This episode explores historical and contemporary attitudes about the food industry and our food traditions. Our discussants share the major topics that affects the food industry today.
Tom Philpott is a Food and Agriculture Correspondent for Mother Jones. While studying food and cooking traditions around the world, Tom noticed that American food traditions were being lost to fast food and food processing companies. Tom questions how we can hold onto our food traditions when so much of our food industry is controlled by a small number of companies and their lobbyists that manipulate the federal government. Tom discusses the regulation systems in place that still allow for potentially harmful additives in our food.
Raj Patel is a research professor in the LBJ School of public affairs at UT-Austin, and the author of “Stuffed and Starved” and “The Value of Nothing”. Raj encourages the globalization of food traditions, emphasizing that many food traditions evolved out of the mixing of cultures. Raj also focuses on issues of food and national identity.
Marla Camp is the owner and editor of Edible Austin. She is motivated to bring awareness about food back into the community surrounding and connect them back to where their food comes from. Marla emphasizes education as a way to strengthen people’s relationship to their food and to the understanding about the true value of food to our body.
What is your perspective?
Food traditions shift and change to adapt to the systems in place to get it to our dinner table. How will the food systems in place today affect our food traditions of tomorrow?
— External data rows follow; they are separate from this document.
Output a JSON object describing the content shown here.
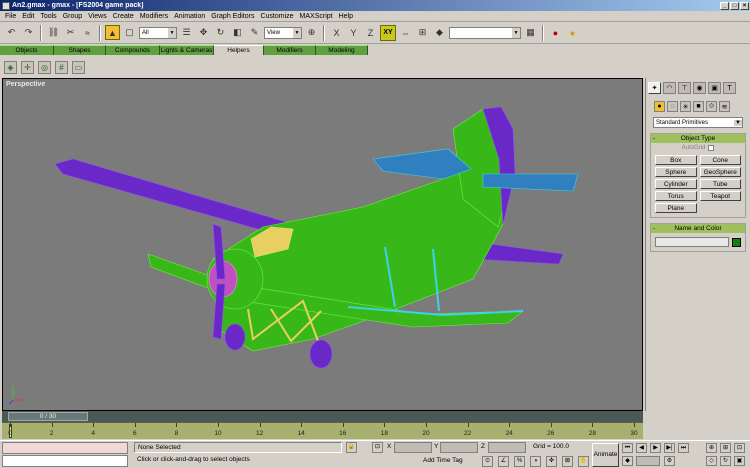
{
  "window": {
    "title": "An2.gmax - gmax - [FS2004 game pack]",
    "min": "_",
    "max": "□",
    "close": "×"
  },
  "menu": [
    "File",
    "Edit",
    "Tools",
    "Group",
    "Views",
    "Create",
    "Modifiers",
    "Animation",
    "Graph Editors",
    "Customize",
    "MAXScript",
    "Help"
  ],
  "toolbar": {
    "selection_filter": "All",
    "ref_coord": "View",
    "axis_constraint": "XY",
    "named_selection": ""
  },
  "tabs": [
    {
      "label": "Objects",
      "w": 54
    },
    {
      "label": "Shapes",
      "w": 52
    },
    {
      "label": "Compounds",
      "w": 54
    },
    {
      "label": "Lights & Cameras",
      "w": 54
    },
    {
      "label": "Helpers",
      "w": 50
    },
    {
      "label": "Modifiers",
      "w": 52
    },
    {
      "label": "Modeling",
      "w": 52
    }
  ],
  "active_tab": "Helpers",
  "viewport": {
    "label": "Perspective"
  },
  "panel": {
    "category": "Standard Primitives",
    "object_type_title": "Object Type",
    "autogrid": "AutoGrid",
    "objects": [
      "Box",
      "Cone",
      "Sphere",
      "GeoSphere",
      "Cylinder",
      "Tube",
      "Torus",
      "Teapot",
      "Plane"
    ],
    "name_color_title": "Name and Color",
    "object_color": "#108010"
  },
  "timeslider": {
    "label": "0 / 30"
  },
  "trackbar": {
    "ticks": [
      "0",
      "2",
      "4",
      "6",
      "8",
      "10",
      "12",
      "14",
      "16",
      "18",
      "20",
      "22",
      "24",
      "26",
      "28",
      "30"
    ]
  },
  "status": {
    "selection": "None Selected",
    "prompt": "Click or click-and-drag to select objects",
    "x_label": "X",
    "y_label": "Y",
    "z_label": "Z",
    "grid": "Grid = 100.0",
    "add_time_tag": "Add Time Tag",
    "animate": "Animate"
  }
}
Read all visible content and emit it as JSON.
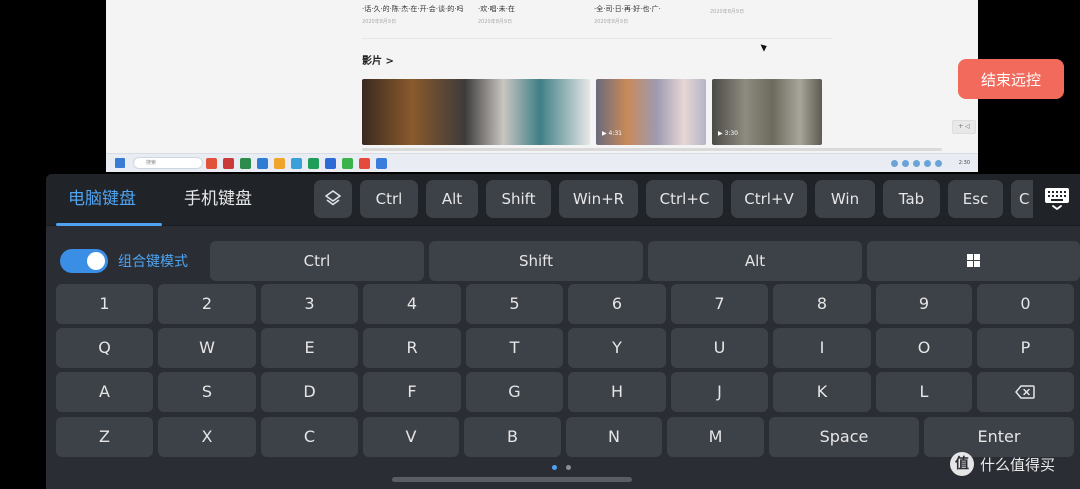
{
  "remote_desktop": {
    "news": [
      {
        "title": "·话·久·的·陈·杰·在·开·会·谈·的·吗",
        "date": "2020年8月9日"
      },
      {
        "title": "·欢·唱·未·在",
        "date": "2020年8月9日"
      },
      {
        "title": "·全·司·日·再·好·也·广·",
        "date": "2020年8月9日"
      },
      {
        "title": "",
        "date": "2020年8月9日"
      }
    ],
    "section_title": "影片 >",
    "video_durations": [
      "▶ 4:31",
      "▶ 3:30"
    ],
    "scroll_control": "+ ◁",
    "taskbar_search": "搜索",
    "clock": "2:30"
  },
  "end_remote_label": "结束远控",
  "tabs": {
    "pc": "电脑键盘",
    "phone": "手机键盘"
  },
  "quick_keys": {
    "ctrl": "Ctrl",
    "alt": "Alt",
    "shift": "Shift",
    "winr": "Win+R",
    "ctrlc": "Ctrl+C",
    "ctrlv": "Ctrl+V",
    "win": "Win",
    "tab": "Tab",
    "esc": "Esc",
    "partial": "C"
  },
  "combo_mode": {
    "label": "组合键模式",
    "enabled": true
  },
  "modifier_keys": {
    "ctrl": "Ctrl",
    "shift": "Shift",
    "alt": "Alt"
  },
  "keys": {
    "row1": [
      "1",
      "2",
      "3",
      "4",
      "5",
      "6",
      "7",
      "8",
      "9",
      "0"
    ],
    "row2": [
      "Q",
      "W",
      "E",
      "R",
      "T",
      "Y",
      "U",
      "I",
      "O",
      "P"
    ],
    "row3": [
      "A",
      "S",
      "D",
      "F",
      "G",
      "H",
      "J",
      "K",
      "L"
    ],
    "row4": [
      "Z",
      "X",
      "C",
      "V",
      "B",
      "N",
      "M"
    ],
    "space": "Space",
    "enter": "Enter"
  },
  "watermark": {
    "logo": "值",
    "text": "什么值得买"
  },
  "colors": {
    "accent": "#4fa3f0",
    "end_button": "#f26a5b",
    "panel": "#2a2d33",
    "key": "#3d4148"
  }
}
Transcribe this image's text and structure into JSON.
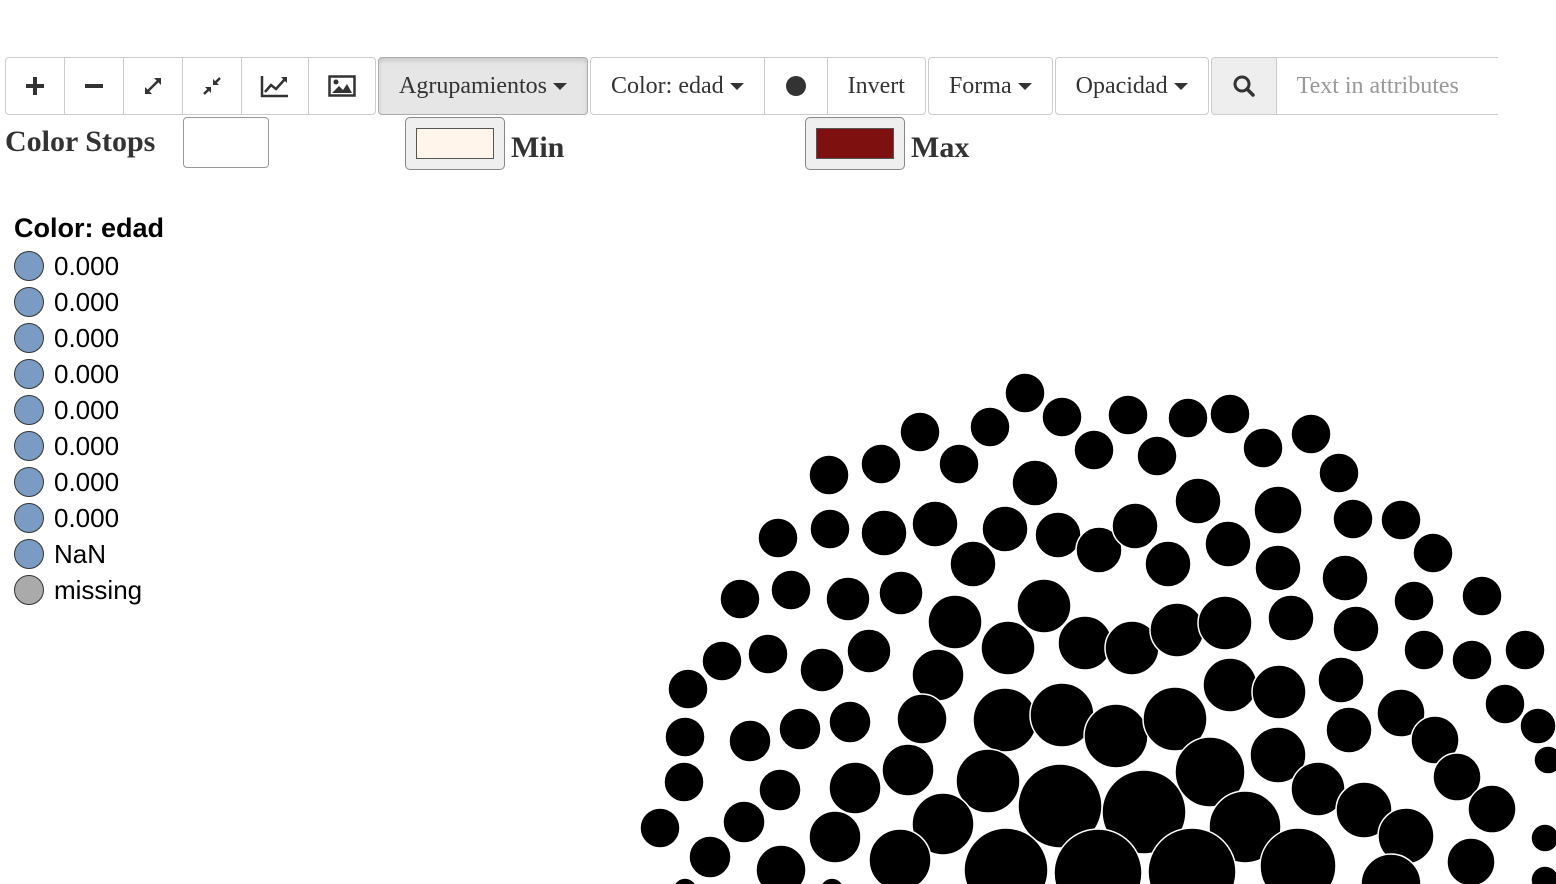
{
  "toolbar": {
    "zoom_in_icon": "plus-icon",
    "zoom_out_icon": "minus-icon",
    "expand_icon": "expand-icon",
    "compress_icon": "compress-icon",
    "chart_icon": "line-chart-icon",
    "image_icon": "image-icon",
    "groupings_label": "Agrupamientos",
    "color_label": "Color: edad",
    "node_shape_icon": "circle-icon",
    "invert_label": "Invert",
    "shape_label": "Forma",
    "opacity_label": "Opacidad",
    "search_icon": "search-icon",
    "search_placeholder": "Text in attributes"
  },
  "color_stops": {
    "label": "Color Stops",
    "stops_value": "",
    "min_label": "Min",
    "min_color": "#fff5eb",
    "max_label": "Max",
    "max_color": "#7f1010"
  },
  "legend": {
    "title": "Color: edad",
    "items": [
      {
        "label": "0.000",
        "color": "#7a9cc4"
      },
      {
        "label": "0.000",
        "color": "#7a9cc4"
      },
      {
        "label": "0.000",
        "color": "#7a9cc4"
      },
      {
        "label": "0.000",
        "color": "#7a9cc4"
      },
      {
        "label": "0.000",
        "color": "#7a9cc4"
      },
      {
        "label": "0.000",
        "color": "#7a9cc4"
      },
      {
        "label": "0.000",
        "color": "#7a9cc4"
      },
      {
        "label": "0.000",
        "color": "#7a9cc4"
      },
      {
        "label": "NaN",
        "color": "#7a9cc4"
      },
      {
        "label": "missing",
        "color": "#aaaaaa"
      }
    ]
  },
  "graph": {
    "node_color": "#000000"
  }
}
With all the information out there about what to eat and what not to eat, how do you approach the food that ends up on your dinner table?